**Input**
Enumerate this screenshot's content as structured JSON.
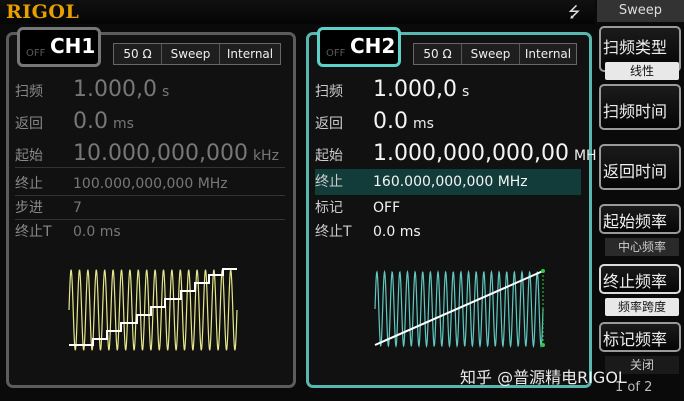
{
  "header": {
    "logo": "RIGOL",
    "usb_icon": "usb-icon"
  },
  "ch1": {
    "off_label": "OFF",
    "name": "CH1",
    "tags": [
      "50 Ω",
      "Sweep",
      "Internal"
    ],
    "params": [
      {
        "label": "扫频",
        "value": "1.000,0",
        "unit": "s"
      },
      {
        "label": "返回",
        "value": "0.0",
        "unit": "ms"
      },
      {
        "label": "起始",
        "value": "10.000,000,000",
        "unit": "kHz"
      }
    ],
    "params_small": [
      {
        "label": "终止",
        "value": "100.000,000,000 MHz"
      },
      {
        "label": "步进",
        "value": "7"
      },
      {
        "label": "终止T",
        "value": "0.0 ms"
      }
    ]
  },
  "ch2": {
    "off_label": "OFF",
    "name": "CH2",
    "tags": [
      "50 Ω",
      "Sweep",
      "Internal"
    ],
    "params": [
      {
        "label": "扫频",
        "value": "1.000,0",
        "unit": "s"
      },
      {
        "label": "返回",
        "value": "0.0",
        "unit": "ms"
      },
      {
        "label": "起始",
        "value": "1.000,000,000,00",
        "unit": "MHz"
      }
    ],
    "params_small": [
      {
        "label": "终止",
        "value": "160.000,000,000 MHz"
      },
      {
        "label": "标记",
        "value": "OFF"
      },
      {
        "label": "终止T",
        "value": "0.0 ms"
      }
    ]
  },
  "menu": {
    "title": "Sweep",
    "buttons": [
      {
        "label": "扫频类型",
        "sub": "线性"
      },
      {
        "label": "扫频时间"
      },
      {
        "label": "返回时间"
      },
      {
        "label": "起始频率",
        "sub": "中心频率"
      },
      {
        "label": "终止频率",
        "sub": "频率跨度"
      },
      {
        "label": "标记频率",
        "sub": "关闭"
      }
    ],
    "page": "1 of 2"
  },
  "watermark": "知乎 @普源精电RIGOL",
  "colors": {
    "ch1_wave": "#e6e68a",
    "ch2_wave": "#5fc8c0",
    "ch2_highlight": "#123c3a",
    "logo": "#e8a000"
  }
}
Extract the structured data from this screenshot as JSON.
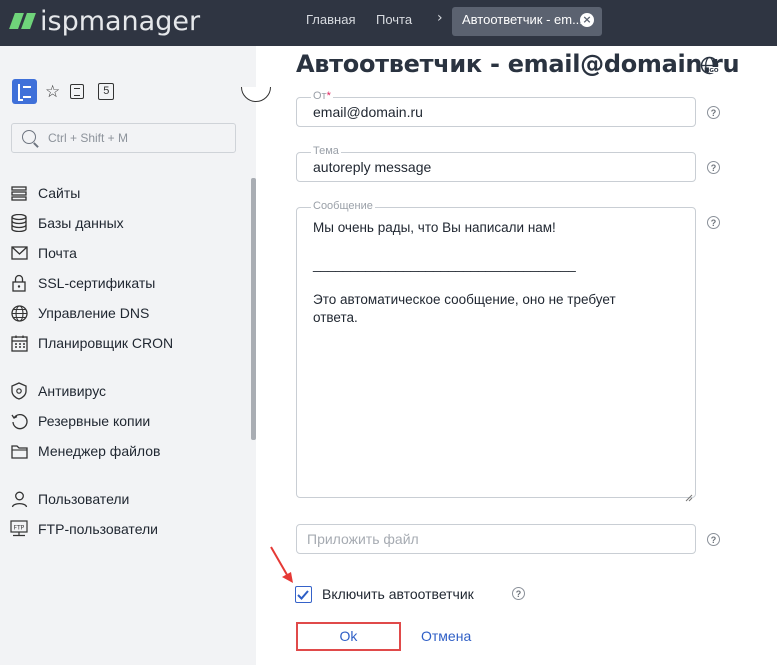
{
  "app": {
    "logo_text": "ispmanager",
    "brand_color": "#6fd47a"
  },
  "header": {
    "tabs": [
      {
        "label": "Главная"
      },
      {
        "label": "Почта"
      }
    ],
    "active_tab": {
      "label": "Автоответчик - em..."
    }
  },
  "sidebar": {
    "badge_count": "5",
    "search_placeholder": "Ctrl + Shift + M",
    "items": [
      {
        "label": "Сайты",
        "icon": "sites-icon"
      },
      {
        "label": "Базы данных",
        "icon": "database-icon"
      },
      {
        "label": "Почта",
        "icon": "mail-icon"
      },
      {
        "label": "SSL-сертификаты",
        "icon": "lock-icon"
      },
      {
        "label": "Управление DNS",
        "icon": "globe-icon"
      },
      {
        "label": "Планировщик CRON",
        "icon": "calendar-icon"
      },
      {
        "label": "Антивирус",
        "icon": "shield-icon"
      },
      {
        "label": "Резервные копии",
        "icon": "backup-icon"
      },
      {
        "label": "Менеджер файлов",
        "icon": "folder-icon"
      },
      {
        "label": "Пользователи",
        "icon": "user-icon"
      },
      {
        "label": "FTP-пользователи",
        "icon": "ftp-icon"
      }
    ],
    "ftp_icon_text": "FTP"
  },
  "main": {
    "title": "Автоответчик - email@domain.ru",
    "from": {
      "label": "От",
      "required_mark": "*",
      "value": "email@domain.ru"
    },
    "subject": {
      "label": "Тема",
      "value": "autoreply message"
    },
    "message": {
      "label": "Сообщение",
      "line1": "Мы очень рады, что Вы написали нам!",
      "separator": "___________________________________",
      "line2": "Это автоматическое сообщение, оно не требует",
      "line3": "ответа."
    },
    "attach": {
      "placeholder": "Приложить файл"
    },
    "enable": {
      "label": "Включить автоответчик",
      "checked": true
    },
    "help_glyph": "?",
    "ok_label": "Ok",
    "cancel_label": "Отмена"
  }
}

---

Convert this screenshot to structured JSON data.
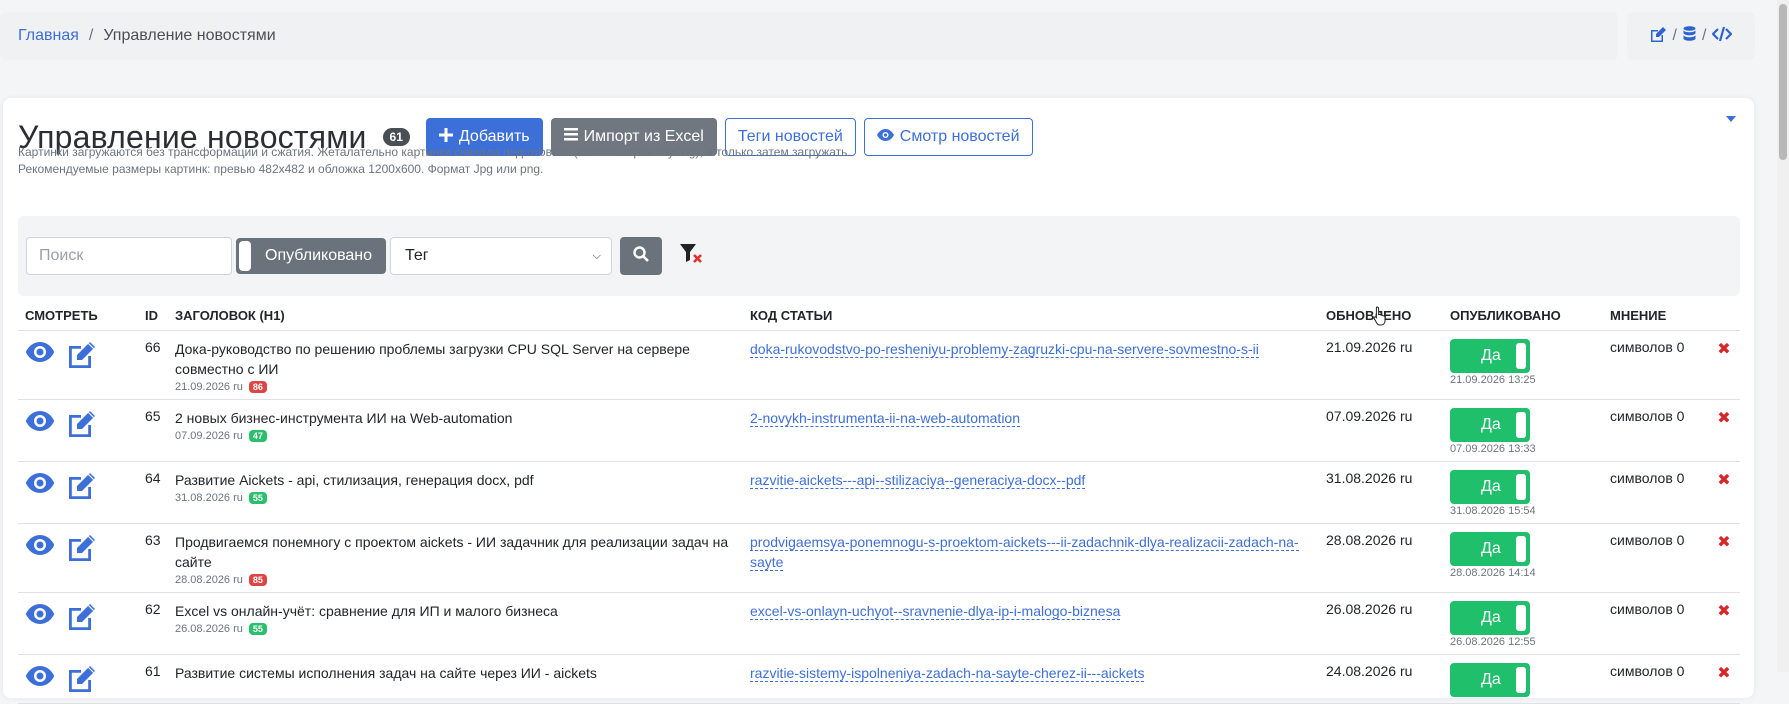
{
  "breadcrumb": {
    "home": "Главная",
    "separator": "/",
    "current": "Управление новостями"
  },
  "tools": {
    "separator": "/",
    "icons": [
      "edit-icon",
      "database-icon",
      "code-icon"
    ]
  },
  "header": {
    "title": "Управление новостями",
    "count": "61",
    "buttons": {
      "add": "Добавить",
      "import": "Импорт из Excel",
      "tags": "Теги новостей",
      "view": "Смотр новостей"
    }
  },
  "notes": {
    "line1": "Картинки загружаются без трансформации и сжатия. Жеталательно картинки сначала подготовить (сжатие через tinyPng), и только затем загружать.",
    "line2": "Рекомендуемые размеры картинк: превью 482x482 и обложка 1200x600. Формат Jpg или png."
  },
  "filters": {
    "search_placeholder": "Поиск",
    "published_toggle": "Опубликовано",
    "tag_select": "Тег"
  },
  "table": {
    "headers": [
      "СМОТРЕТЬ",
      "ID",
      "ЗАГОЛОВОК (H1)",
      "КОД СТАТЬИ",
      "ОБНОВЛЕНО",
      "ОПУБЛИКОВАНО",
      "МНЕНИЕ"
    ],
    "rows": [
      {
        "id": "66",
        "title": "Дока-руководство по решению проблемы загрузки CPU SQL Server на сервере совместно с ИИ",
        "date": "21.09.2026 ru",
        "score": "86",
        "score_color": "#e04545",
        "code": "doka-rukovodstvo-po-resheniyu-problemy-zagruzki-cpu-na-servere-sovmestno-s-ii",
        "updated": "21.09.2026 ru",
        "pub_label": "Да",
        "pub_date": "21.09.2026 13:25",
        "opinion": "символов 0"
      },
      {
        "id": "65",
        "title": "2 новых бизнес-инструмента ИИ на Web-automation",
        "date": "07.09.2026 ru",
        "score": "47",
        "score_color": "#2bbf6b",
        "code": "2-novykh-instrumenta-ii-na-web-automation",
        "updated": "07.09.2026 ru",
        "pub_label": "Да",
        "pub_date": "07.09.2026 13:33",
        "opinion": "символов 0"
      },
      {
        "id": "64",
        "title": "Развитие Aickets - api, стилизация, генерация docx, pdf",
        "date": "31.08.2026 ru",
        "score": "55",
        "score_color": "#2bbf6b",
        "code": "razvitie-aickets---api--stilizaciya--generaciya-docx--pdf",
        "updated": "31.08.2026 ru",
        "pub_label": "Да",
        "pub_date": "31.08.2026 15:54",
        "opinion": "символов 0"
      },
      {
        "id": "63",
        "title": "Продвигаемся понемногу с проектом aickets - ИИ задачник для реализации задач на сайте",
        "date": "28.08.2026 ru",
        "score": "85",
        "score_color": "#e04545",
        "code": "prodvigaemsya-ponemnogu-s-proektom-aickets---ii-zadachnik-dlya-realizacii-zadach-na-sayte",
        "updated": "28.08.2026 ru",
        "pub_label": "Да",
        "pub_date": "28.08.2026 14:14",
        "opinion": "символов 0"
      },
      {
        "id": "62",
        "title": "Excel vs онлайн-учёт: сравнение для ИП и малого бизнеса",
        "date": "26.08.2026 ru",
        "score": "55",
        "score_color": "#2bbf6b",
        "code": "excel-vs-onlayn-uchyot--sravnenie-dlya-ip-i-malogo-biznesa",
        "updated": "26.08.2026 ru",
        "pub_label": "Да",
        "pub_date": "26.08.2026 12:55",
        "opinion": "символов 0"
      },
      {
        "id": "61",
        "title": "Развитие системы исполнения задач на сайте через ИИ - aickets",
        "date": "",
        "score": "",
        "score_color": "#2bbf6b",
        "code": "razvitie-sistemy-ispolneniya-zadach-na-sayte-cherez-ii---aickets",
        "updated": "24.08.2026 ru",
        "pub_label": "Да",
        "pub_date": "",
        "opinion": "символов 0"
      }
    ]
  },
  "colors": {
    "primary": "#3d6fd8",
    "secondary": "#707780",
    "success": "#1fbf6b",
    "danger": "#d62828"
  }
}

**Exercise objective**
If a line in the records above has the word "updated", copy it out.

**Written answer**
        "updated": "21.09.2026 ru",
        "updated": "07.09.2026 ru",
        "updated": "31.08.2026 ru",
        "updated": "28.08.2026 ru",
        "updated": "26.08.2026 ru",
        "updated": "24.08.2026 ru",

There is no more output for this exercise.